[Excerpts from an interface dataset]
......

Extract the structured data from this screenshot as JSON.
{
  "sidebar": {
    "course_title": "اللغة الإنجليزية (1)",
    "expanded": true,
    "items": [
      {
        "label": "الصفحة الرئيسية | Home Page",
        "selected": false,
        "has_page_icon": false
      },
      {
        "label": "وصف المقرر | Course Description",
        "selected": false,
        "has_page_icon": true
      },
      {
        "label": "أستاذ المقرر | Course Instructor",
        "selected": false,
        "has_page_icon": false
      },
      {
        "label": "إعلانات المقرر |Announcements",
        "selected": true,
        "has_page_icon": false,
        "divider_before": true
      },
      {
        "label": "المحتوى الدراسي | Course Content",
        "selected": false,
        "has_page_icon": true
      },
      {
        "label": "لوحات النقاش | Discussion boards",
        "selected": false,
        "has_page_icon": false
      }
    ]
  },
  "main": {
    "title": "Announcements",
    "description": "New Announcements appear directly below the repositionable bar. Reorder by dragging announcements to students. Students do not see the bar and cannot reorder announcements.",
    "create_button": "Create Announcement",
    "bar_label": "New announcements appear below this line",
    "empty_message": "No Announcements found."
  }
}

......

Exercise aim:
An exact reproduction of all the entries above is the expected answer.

Exercise result:
Extract the structured data from this screenshot as JSON.
{
  "sidebar": {
    "course_title": "اللغة الإنجليزية (1)",
    "expanded": true,
    "items": [
      {
        "label": "الصفحة الرئيسية | Home Page",
        "selected": false,
        "has_page_icon": false
      },
      {
        "label": "وصف المقرر | Course Description",
        "selected": false,
        "has_page_icon": true
      },
      {
        "label": "أستاذ المقرر | Course Instructor",
        "selected": false,
        "has_page_icon": false
      },
      {
        "label": "إعلانات المقرر |Announcements",
        "selected": true,
        "has_page_icon": false,
        "divider_before": true
      },
      {
        "label": "المحتوى الدراسي | Course Content",
        "selected": false,
        "has_page_icon": true
      },
      {
        "label": "لوحات النقاش | Discussion boards",
        "selected": false,
        "has_page_icon": false
      }
    ]
  },
  "main": {
    "title": "Announcements",
    "description": "New Announcements appear directly below the repositionable bar. Reorder by dragging announcements to students. Students do not see the bar and cannot reorder announcements.",
    "create_button": "Create Announcement",
    "bar_label": "New announcements appear below this line",
    "empty_message": "No Announcements found."
  }
}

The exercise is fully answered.